Below are the records. Gather each line that holds "here".

Source data |
• • • •

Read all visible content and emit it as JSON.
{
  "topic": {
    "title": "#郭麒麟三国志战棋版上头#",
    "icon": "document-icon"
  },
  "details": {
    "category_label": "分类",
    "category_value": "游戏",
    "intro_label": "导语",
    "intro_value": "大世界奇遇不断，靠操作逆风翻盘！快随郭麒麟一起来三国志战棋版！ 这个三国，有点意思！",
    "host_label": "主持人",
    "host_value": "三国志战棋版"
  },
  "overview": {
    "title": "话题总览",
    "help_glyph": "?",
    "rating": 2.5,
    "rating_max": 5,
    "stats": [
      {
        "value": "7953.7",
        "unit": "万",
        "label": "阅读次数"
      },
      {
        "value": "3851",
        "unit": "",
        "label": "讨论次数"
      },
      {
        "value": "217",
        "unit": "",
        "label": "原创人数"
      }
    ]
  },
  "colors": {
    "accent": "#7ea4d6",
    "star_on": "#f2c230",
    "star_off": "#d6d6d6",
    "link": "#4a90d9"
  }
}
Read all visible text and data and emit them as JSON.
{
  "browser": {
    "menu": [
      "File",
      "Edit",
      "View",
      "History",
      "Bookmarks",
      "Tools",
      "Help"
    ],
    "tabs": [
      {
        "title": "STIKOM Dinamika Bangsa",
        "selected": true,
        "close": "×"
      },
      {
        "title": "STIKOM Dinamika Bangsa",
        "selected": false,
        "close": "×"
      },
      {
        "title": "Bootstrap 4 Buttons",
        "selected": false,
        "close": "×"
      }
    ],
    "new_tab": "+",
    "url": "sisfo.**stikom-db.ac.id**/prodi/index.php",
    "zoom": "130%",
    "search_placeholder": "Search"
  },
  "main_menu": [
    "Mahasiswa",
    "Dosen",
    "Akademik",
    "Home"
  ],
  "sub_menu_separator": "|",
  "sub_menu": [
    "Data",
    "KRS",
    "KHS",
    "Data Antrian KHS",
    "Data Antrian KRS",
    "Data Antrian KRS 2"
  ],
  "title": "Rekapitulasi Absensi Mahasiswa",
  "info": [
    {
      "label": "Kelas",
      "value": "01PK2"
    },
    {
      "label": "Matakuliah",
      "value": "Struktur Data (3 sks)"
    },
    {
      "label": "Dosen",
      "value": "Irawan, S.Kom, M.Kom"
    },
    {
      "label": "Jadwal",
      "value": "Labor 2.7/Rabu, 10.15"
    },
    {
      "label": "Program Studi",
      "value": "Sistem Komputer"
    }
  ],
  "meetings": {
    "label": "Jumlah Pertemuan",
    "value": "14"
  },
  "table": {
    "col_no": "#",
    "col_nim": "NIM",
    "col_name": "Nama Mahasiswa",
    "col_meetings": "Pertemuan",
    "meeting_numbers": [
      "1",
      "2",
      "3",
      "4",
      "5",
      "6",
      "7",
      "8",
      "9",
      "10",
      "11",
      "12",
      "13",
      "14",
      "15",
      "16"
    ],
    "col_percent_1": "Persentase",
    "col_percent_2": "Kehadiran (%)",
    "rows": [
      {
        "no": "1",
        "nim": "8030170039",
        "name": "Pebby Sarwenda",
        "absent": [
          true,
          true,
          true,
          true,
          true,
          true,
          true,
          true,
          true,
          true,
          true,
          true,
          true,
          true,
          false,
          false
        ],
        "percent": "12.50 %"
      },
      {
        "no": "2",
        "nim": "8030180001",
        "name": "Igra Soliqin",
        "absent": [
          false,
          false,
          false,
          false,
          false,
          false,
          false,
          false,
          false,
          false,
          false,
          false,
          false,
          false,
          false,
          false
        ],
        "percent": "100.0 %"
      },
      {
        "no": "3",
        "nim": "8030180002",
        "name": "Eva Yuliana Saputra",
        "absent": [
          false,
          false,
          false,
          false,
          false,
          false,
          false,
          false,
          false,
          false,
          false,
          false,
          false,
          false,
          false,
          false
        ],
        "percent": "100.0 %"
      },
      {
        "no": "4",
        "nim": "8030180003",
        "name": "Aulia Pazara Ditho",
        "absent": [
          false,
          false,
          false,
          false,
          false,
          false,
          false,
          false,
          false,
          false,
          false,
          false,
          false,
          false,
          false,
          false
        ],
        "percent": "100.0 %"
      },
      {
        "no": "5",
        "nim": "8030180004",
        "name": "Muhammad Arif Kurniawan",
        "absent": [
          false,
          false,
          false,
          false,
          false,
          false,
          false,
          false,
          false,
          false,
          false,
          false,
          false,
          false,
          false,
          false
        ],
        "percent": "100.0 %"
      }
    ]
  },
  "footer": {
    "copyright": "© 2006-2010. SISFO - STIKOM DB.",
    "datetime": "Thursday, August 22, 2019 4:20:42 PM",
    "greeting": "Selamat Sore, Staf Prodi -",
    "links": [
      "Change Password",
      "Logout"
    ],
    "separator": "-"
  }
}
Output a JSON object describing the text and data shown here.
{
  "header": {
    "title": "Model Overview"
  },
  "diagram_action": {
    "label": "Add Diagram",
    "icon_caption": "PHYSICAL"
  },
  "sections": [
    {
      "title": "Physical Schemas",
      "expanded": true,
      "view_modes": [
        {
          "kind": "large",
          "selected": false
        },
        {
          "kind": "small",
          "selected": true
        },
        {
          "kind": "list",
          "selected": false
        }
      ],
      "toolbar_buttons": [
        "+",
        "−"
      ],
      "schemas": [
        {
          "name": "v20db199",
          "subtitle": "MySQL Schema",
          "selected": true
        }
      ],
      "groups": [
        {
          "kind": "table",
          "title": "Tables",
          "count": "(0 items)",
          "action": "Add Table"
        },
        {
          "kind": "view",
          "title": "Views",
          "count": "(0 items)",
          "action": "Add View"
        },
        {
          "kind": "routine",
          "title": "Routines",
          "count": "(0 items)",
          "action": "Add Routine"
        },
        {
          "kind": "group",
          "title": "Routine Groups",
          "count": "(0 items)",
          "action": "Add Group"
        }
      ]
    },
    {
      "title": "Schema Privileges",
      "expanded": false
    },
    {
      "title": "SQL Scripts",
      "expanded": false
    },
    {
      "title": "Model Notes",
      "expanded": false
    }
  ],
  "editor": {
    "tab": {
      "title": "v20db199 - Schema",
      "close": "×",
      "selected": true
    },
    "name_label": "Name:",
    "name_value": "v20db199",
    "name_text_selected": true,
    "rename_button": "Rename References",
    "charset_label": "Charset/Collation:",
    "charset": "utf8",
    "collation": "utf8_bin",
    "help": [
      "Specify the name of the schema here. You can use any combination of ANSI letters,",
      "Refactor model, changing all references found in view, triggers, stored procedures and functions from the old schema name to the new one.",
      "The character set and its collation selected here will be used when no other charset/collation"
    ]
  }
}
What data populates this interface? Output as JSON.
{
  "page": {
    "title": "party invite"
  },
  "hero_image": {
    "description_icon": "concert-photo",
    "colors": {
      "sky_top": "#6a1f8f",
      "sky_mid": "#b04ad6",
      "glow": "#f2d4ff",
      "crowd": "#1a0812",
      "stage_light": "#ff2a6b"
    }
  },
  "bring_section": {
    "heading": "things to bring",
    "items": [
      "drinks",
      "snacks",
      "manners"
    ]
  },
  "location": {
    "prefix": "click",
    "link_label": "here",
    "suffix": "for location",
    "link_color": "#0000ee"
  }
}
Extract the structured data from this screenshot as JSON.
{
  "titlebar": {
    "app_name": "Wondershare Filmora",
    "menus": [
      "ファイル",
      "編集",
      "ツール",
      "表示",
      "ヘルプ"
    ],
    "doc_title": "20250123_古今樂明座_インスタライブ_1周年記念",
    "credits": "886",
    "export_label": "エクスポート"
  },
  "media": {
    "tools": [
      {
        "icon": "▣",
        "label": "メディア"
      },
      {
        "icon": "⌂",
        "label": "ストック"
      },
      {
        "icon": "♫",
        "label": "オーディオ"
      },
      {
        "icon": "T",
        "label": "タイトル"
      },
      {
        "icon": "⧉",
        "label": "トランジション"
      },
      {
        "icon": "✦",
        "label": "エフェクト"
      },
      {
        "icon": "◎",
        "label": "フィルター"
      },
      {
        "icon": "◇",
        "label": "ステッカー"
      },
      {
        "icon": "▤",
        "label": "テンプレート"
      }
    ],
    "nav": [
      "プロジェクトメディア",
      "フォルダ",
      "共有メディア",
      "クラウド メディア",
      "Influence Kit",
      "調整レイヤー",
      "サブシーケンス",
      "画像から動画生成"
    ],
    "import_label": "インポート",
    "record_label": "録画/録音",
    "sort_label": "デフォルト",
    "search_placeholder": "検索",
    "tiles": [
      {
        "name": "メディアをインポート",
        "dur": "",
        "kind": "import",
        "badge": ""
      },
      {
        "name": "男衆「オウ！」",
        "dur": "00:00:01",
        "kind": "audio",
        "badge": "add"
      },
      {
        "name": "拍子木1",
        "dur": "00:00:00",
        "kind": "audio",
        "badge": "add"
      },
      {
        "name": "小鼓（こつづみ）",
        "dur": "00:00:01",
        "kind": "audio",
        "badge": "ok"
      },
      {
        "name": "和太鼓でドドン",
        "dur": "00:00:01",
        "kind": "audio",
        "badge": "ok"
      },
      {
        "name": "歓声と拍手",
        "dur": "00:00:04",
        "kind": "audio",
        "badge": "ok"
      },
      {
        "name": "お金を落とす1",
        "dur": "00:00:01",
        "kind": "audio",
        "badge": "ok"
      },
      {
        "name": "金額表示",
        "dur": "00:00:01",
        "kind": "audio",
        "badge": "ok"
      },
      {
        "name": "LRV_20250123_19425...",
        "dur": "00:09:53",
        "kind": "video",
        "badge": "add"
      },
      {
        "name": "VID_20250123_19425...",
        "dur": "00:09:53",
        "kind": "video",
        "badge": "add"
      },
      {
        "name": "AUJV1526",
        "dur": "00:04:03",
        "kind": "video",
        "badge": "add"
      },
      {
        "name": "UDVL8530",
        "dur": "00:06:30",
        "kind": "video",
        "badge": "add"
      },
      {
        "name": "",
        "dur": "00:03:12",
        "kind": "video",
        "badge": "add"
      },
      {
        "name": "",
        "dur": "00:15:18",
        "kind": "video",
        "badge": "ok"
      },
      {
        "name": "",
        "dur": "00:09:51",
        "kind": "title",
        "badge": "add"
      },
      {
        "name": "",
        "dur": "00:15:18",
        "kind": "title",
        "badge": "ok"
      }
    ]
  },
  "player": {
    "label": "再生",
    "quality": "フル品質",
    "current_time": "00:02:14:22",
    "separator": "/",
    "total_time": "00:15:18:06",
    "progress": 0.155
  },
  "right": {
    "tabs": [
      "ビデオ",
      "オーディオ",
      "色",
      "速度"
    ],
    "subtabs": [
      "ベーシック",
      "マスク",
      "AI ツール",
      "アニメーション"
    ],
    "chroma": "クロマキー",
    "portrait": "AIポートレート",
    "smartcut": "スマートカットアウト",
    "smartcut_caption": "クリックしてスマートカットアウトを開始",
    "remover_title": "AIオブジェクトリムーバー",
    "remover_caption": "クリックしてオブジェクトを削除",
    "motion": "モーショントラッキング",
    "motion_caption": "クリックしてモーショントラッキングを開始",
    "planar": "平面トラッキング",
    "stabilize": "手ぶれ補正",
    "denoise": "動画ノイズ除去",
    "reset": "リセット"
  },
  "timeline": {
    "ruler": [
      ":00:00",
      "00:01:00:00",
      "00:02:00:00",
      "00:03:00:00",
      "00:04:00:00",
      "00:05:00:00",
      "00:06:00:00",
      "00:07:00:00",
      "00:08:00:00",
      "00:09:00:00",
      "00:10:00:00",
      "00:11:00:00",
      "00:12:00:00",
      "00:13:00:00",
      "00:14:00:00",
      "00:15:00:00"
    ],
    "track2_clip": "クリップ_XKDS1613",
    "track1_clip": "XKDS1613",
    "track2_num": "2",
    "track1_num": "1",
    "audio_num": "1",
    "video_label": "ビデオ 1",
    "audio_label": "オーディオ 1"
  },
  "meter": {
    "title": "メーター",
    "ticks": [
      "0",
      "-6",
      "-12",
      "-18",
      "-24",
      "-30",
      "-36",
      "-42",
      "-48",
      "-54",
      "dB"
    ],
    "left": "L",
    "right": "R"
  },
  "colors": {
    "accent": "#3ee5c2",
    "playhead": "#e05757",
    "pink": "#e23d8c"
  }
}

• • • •

Written answer |
Output a JSON object describing the text and data shown here.
      "Specify the name of the schema here. You can use any combination of ANSI letters,",
      "The character set and its collation selected here will be used when no other charset/collation"
    "link_label": "here",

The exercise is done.